Will I be able to hear the noise the unit makes in the living areas of my house?

Be sure to locate electrifier units away from living areas as generally they generate some level of noise.

 

Do you have a remote control facility that may be installed next to my Alarm keypad?

[Yes]

(NO – electrifiers are in the guard house and long high tention cables are installed to the remote zones – this is flawed as induction between these cables will cause the system to not “see” a cut wire)

Remote monitor facility does not require heavy cables to be connected and can therefore be more conveniently situated in places other than utility areas.

 

Will I be able to see at a glance if the fence is running at full capacity?

[Yes]

(NO)

Most systems are not very user friendly with only rudimentary indicators that even stumps technical minds.

 

Guarantee period on installation? 

[Two years]

 

Guarantee on equipment? 

[Three years]

Are the fence posts Galvanised & Epoxy coated?

Epoxy coatings should only ever be seen as an aesthetic product as it is not a good rust inhibitor.

 

Will the posts be mounted against, or on top of brick walls?

 

What is the probability of raising an alarm when something (like a car mat) is placed on the strands?

(Brackets can be easily bent down for easy access without alarm)

It is important to understand that when a weight is placed on fencing strands, their location in relation to each other should be such that they should in all likelihood come together in order to cause a short-circuit and thereby raise an alarm.  Thus, at least some strands in a fencing structure must be vertical relative to each other (opposing polarities that is!).

 

If ferrules are used for connecting wires, how do you prevent electrolysis between unlike materials?

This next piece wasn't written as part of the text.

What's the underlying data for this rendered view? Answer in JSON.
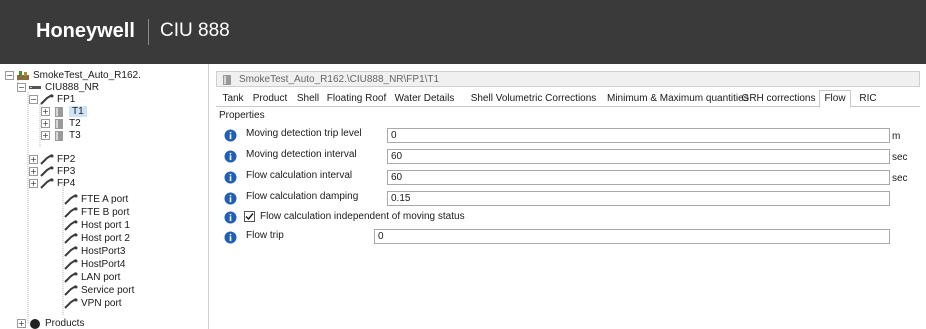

Often an oversight, when dissimilar materials are used.  Ferrules make for good and neat connections – but only in the short term.  Soon electrolysis sets in that speeds up corrosion.  A green coating on the ferules is an early telltale.

 

Have you considered structures in neighbouring properties that may assist an intruder?

(especially the one corner –SE- one can simply stand on the neighbour’s wall & step over)

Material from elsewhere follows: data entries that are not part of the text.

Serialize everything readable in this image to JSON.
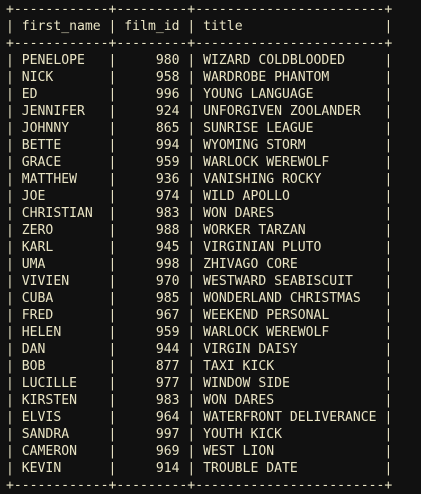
{
  "table": {
    "columns": [
      "first_name",
      "film_id",
      "title"
    ],
    "rows": [
      [
        "PENELOPE",
        "980",
        "WIZARD COLDBLOODED"
      ],
      [
        "NICK",
        "958",
        "WARDROBE PHANTOM"
      ],
      [
        "ED",
        "996",
        "YOUNG LANGUAGE"
      ],
      [
        "JENNIFER",
        "924",
        "UNFORGIVEN ZOOLANDER"
      ],
      [
        "JOHNNY",
        "865",
        "SUNRISE LEAGUE"
      ],
      [
        "BETTE",
        "994",
        "WYOMING STORM"
      ],
      [
        "GRACE",
        "959",
        "WARLOCK WEREWOLF"
      ],
      [
        "MATTHEW",
        "936",
        "VANISHING ROCKY"
      ],
      [
        "JOE",
        "974",
        "WILD APOLLO"
      ],
      [
        "CHRISTIAN",
        "983",
        "WON DARES"
      ],
      [
        "ZERO",
        "988",
        "WORKER TARZAN"
      ],
      [
        "KARL",
        "945",
        "VIRGINIAN PLUTO"
      ],
      [
        "UMA",
        "998",
        "ZHIVAGO CORE"
      ],
      [
        "VIVIEN",
        "970",
        "WESTWARD SEABISCUIT"
      ],
      [
        "CUBA",
        "985",
        "WONDERLAND CHRISTMAS"
      ],
      [
        "FRED",
        "967",
        "WEEKEND PERSONAL"
      ],
      [
        "HELEN",
        "959",
        "WARLOCK WEREWOLF"
      ],
      [
        "DAN",
        "944",
        "VIRGIN DAISY"
      ],
      [
        "BOB",
        "877",
        "TAXI KICK"
      ],
      [
        "LUCILLE",
        "977",
        "WINDOW SIDE"
      ],
      [
        "KIRSTEN",
        "983",
        "WON DARES"
      ],
      [
        "ELVIS",
        "964",
        "WATERFRONT DELIVERANCE"
      ],
      [
        "SANDRA",
        "997",
        "YOUTH KICK"
      ],
      [
        "CAMERON",
        "969",
        "WEST LION"
      ],
      [
        "KEVIN",
        "914",
        "TROUBLE DATE"
      ]
    ]
  },
  "colors": {
    "background": "#111111",
    "text": "#e9e4c4"
  }
}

Walls intersecting the perimeter, neighbouring structures and trees must all be carefully considered to ensure an intruder cannot easily get to a position where he can simply step over.

 

If an angled fence is offered:

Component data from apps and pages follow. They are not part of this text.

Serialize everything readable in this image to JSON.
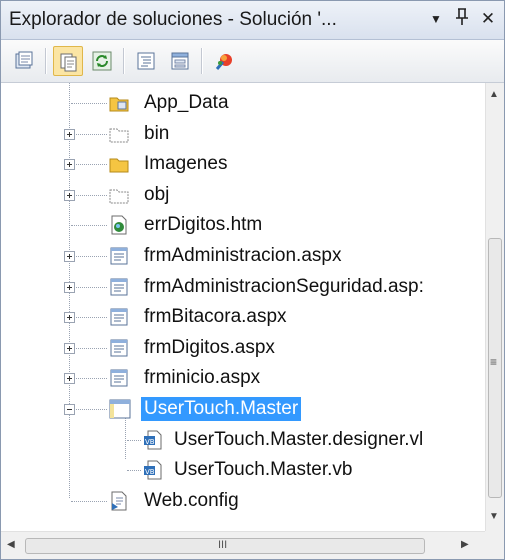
{
  "window": {
    "title": "Explorador de soluciones - Solución '...",
    "dropdown_icon": "▼",
    "pin_icon": "ᚹ",
    "close_icon": "✕"
  },
  "toolbar": {
    "buttons": [
      {
        "name": "properties-button",
        "icon": "properties-icon"
      },
      {
        "name": "show-all-files-button",
        "icon": "show-all-files-icon",
        "active": true
      },
      {
        "name": "refresh-button",
        "icon": "refresh-icon"
      },
      {
        "name": "view-code-button",
        "icon": "view-code-icon"
      },
      {
        "name": "view-designer-button",
        "icon": "view-designer-icon"
      },
      {
        "name": "aspnet-config-button",
        "icon": "aspnet-config-icon"
      }
    ]
  },
  "tree": {
    "items": [
      {
        "label": "App_Data",
        "icon": "folder-data-icon",
        "expander": "none"
      },
      {
        "label": "bin",
        "icon": "folder-hidden-icon",
        "expander": "plus"
      },
      {
        "label": "Imagenes",
        "icon": "folder-icon",
        "expander": "plus"
      },
      {
        "label": "obj",
        "icon": "folder-hidden-icon",
        "expander": "plus"
      },
      {
        "label": "errDigitos.htm",
        "icon": "html-file-icon",
        "expander": "none"
      },
      {
        "label": "frmAdministracion.aspx",
        "icon": "aspx-file-icon",
        "expander": "plus"
      },
      {
        "label": "frmAdministracionSeguridad.asp:",
        "icon": "aspx-file-icon",
        "expander": "plus"
      },
      {
        "label": "frmBitacora.aspx",
        "icon": "aspx-file-icon",
        "expander": "plus"
      },
      {
        "label": "frmDigitos.aspx",
        "icon": "aspx-file-icon",
        "expander": "plus"
      },
      {
        "label": "frminicio.aspx",
        "icon": "aspx-file-icon",
        "expander": "plus"
      },
      {
        "label": "UserTouch.Master",
        "icon": "master-page-icon",
        "expander": "minus",
        "selected": true
      },
      {
        "label": "UserTouch.Master.designer.vl",
        "icon": "vb-file-icon",
        "expander": "none",
        "child": true
      },
      {
        "label": "UserTouch.Master.vb",
        "icon": "vb-file-icon",
        "expander": "none",
        "child": true
      },
      {
        "label": "Web.config",
        "icon": "config-file-icon",
        "expander": "none"
      }
    ]
  },
  "scrollbars": {
    "horizontal_grip": "III",
    "vertical_grip": "≡",
    "up_arrow": "▲",
    "down_arrow": "▼",
    "left_arrow": "◀",
    "right_arrow": "▶"
  },
  "colors": {
    "selection": "#3399ff",
    "folder": "#f5c542",
    "tree_lines": "#9aa3b2"
  }
}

This may “LOOK” more “secure-apparent” but, due to the general light materials used for electric fence structures, they are easily bent a bit further without the strands coming in contact with each other to raise an alarm.  (Half of the bending is done already!!)  Not only unsightly but much less secure as well!  Rather consider a “T” type structure.

 

What specific arrangement do you suggest at corners?

Corners, steps and gates are the main construction headache areas.  Fences at angles other than plumb generally end up looking like porcupine nests.

 

What about the angled fencing at the gates?

If you opt for an angled fence, consider how this will work at gates.  Generally, due to obvious snagging complications, perceived security advantages falls by the way side and gates are left straight up.  As a result, the installation ends up even more untidy with no security advantage.

 

IF YOU ARE OFFERED MORE THAN ONE ZONE:

 

What happens to the zones when one energiser is switched off?

Multiple zones should always be done with individual and independent electrifiers.  With single electrifier multi zone systems, the entire fence is switched of when work is done to one zone.

 

What happens to the other zones when there is a short from the High Voltage line to earth in one zone (or if all the strands are compromised – in Zone 1 for instance)

 

Individual electrifiers for each zone have shown to be the most reliable, simplest to maintain with most options/likelihood to remain functioning in adverse conditions.